Stored records
-- -- --
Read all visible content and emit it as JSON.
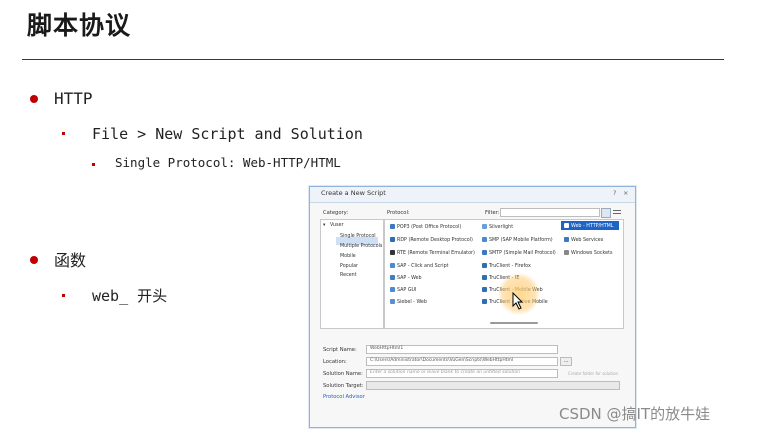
{
  "slide": {
    "title": "脚本协议",
    "bullets": {
      "http": "HTTP",
      "path": "File > New Script and Solution",
      "single": "Single Protocol: Web-HTTP/HTML",
      "funcs": "函数",
      "web": "web_ 开头"
    }
  },
  "dialog": {
    "title": "Create a New Script",
    "help": "?",
    "close": "×",
    "category_label": "Category:",
    "protocol_label": "Protocol:",
    "filter_label": "Filter:",
    "filter_value": "",
    "categories": [
      "Vuser",
      "Single Protocol",
      "Multiple Protocols",
      "Mobile",
      "Popular",
      "Recent"
    ],
    "protocols_col1": [
      "POP3 (Post Office Protocol)",
      "RDP (Remote Desktop Protocol)",
      "RTE (Remote Terminal Emulator)",
      "SAP - Click and Script",
      "SAP - Web",
      "SAP GUI",
      "Siebel - Web"
    ],
    "protocols_col2": [
      "Silverlight",
      "SMP (SAP Mobile Platform)",
      "SMTP (Simple Mail Protocol)",
      "TruClient - Firefox",
      "TruClient - IE",
      "TruClient - Mobile Web",
      "TruClient - Native Mobile"
    ],
    "protocols_col3": [
      "Web - HTTP/HTML",
      "Web Services",
      "Windows Sockets"
    ],
    "script_name_label": "Script Name:",
    "script_name_value": "WebHttpHtml1",
    "location_label": "Location:",
    "location_value": "C:\\Users\\Administrator\\Documents\\VuGen\\Scripts\\WebHttpHtml",
    "browse_label": "...",
    "solution_name_label": "Solution Name:",
    "solution_name_placeholder": "Enter a solution name or leave blank to create an untitled solution",
    "create_folder_label": "Create folder for solution",
    "solution_target_label": "Solution Target:",
    "protocol_advisor_label": "Protocol Advisor",
    "create_button": "Create",
    "cancel_button": "Cancel"
  },
  "watermark": "CSDN @搞IT的放牛娃"
}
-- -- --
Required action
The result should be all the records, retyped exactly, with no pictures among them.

Solution for this task
Read all visible content and emit it as JSON.
{
  "slide": {
    "title": "脚本协议",
    "bullets": {
      "http": "HTTP",
      "path": "File > New Script and Solution",
      "single": "Single Protocol: Web-HTTP/HTML",
      "funcs": "函数",
      "web": "web_ 开头"
    }
  },
  "dialog": {
    "title": "Create a New Script",
    "help": "?",
    "close": "×",
    "category_label": "Category:",
    "protocol_label": "Protocol:",
    "filter_label": "Filter:",
    "filter_value": "",
    "categories": [
      "Vuser",
      "Single Protocol",
      "Multiple Protocols",
      "Mobile",
      "Popular",
      "Recent"
    ],
    "protocols_col1": [
      "POP3 (Post Office Protocol)",
      "RDP (Remote Desktop Protocol)",
      "RTE (Remote Terminal Emulator)",
      "SAP - Click and Script",
      "SAP - Web",
      "SAP GUI",
      "Siebel - Web"
    ],
    "protocols_col2": [
      "Silverlight",
      "SMP (SAP Mobile Platform)",
      "SMTP (Simple Mail Protocol)",
      "TruClient - Firefox",
      "TruClient - IE",
      "TruClient - Mobile Web",
      "TruClient - Native Mobile"
    ],
    "protocols_col3": [
      "Web - HTTP/HTML",
      "Web Services",
      "Windows Sockets"
    ],
    "script_name_label": "Script Name:",
    "script_name_value": "WebHttpHtml1",
    "location_label": "Location:",
    "location_value": "C:\\Users\\Administrator\\Documents\\VuGen\\Scripts\\WebHttpHtml",
    "browse_label": "...",
    "solution_name_label": "Solution Name:",
    "solution_name_placeholder": "Enter a solution name or leave blank to create an untitled solution",
    "create_folder_label": "Create folder for solution",
    "solution_target_label": "Solution Target:",
    "protocol_advisor_label": "Protocol Advisor",
    "create_button": "Create",
    "cancel_button": "Cancel"
  },
  "watermark": "CSDN @搞IT的放牛娃"
}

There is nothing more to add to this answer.